Russell Kirsch, whose research going back to the ’50s underlies the entire field of digital imaging, died earlier this week at the age of 91. It’s hard to overstate the impact of his work, which led to the first digitally scanned photo and the creation of what we now think of as pixels.
Born to Russian and Hungarian immigrant parents in 1929, Kirsch attended NYU, Harvard and MIT, eventually landing a job at the National Bureau of Standards (later the National Institutes of Science and Technology) that he would keep for the rest of his working life.
Although he researched, coded and theorized for 50 years and even after his retirement, his most famous accomplishment is no doubt the first scanned digital image — decades before the first digital camera.
The research was being undertaken from the perspective that computers — then of course still room-sized things — could
Lyft is sticking to its previous target to hit quarterly adjusted profitability by the fourth period of 2021, a milestone it says it can achieve even with fewer rides.
The company reiterated its quarterly adjusted profit target timeline — a milestone based on earnings before interest, taxes, depreciation and amortization — during its second-quarter earnings call yesterday. Upholding the target in this uncertain era of COVID-19 is newsworthy on its own. But what caught our attention was Lyft’s claim that it would hit this milestone even at a lower ridership than it had previously targeted.
“We now expect we can achieve adjusted EBITDA profitability with 20% to 25% fewer rides than what was assumed when we initially disclosed this last year,” Lyft CEO Logan Green said during the call.
Quarterly rides will need to be about 5% to 10% above the level achieved in the fourth quarter of
As North America’s fourth-largest city, Toronto is one of the world’s top startup ecosystems.
After spawning companies like Eventbrite and Crowdmark, Ontario’s capital has attracted international talent that complements its homegrown population of entrepreneurs and technical talent.
Six investors we surveyed who work and live in the area said they believe Toronto will continue to thrive after the COVID-19 storm passes. Some of them focus exclusively on the region, while others invest elsewhere as well. As they explained, the city has a lot going for it: It’s diverse, has access to locally trained engineering and business workers, and the area has already fostered many companies that are doing very well.
Investors expect Toronto to remain a fintech hub
Fintech is one of the city’s top industries, and the investors in this survey expect this to continue. Stephanie Choo, head of investments at Portag3 Ventures, said “fintech continues to
California-based startup Mission Bio has raised a new $70 million Series C funding round, led by Novo Growth and including participating from Soleus Capital and existing investors Mayfield, Cota and Agilent. Mission Bio will use the funding to scale its Tapestri Platform, which uses the company’s work in single-cell multi-omics technology to help optimize clinical trials for targeted, precision cancer therapies.

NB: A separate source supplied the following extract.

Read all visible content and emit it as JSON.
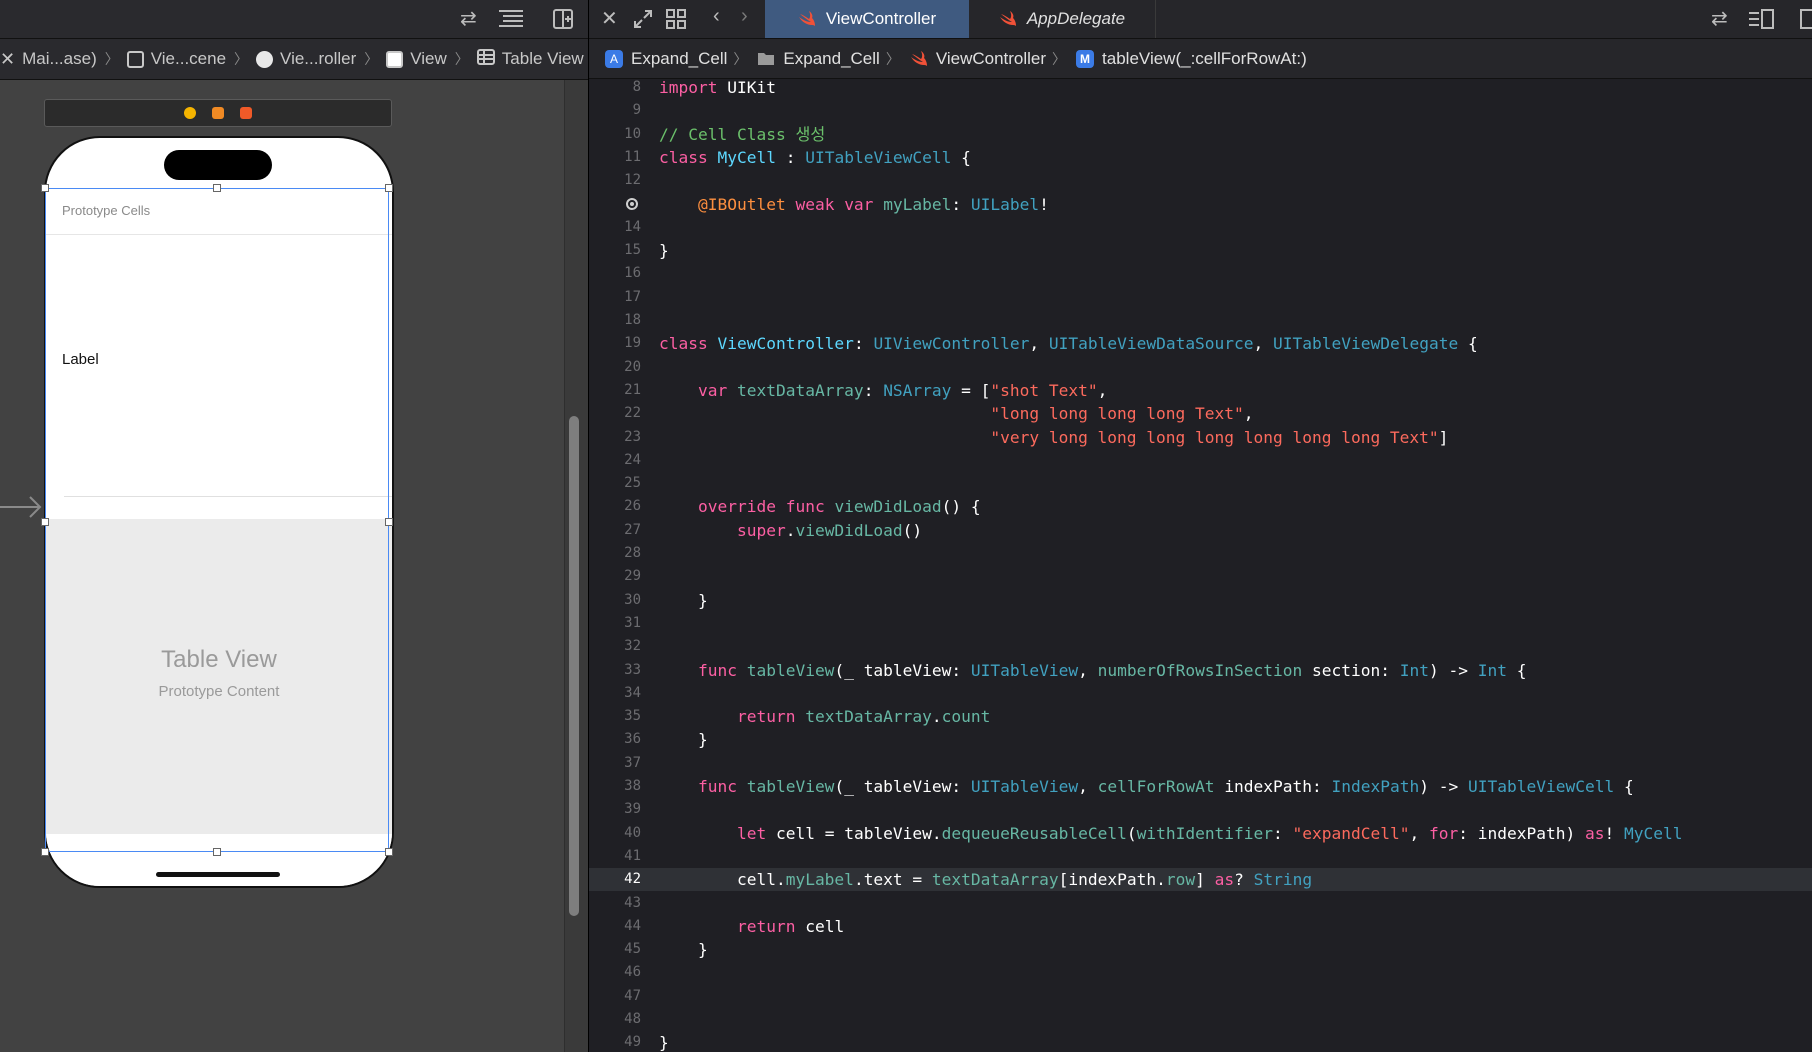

Mission Bio’s single-cell multi-omics platform is unique in the therapeutic industry. What it allows is the ability to zero in on a single cell, observing both genotype (fully genetic) and phenotype (observable traits influenced by genetics and other factors) impact resulting from use of various therapies during clinical trials. Mission’s Tapestri can detect both DNA and protein changes within the same single cell, which is key in determining effectiveness of targeted therapies because it can help rule out the effect of other factors not under control when
We’re all making changes due to the pandemic we find ourselves in. With uncertainty around us all, taking stock of things, and reevaluating our careers, either due to loss of employment or looking for additional revenue streams, it’s at the back of our minds.
As a by-product of this mindset, many have taken the plunge, set up online courses, taught others, and shared knowledge.
All it takes is knowledge, your knowledge, and of course, a little work. If you’re using WordPress already, then creating online courses is easier than you think.
In this tutorial, we’re going to show you how to use LearnDash, how to install it, the benefits of doing so, and how to style your site using Astra and Elementor.
1 What Is LearnDash? 2 Benefits of Using LearnDash 3 Installing LearnDash 4 Creating Course Content 5 WordPress Themes For LearnDash 6
Here is the smiling emoji – ‘ : ) ‘. The unmistakable symbol of a happy face.
But why do we never use it like this – ‘ ( : ‘ ?
It’s still a smiling face, but somehow, it seems wrong and unsettling right?
There’s a simple explanation – as English readers we read everything, including emoticons, from left to right.
But for an Arabic reader everything is written from right to left, including their smiley faces.
Emoticons aside, the point is, the process of LearnDash translation isn’t limited to just translating your text. If the aim is to create a good learning experience, it requires a little more effort.
When it comes to education the goal is always to make things as easily understandable as possible. And this shouldn’t get lost in translation. (excuse the pun)
So, here are a few things to go over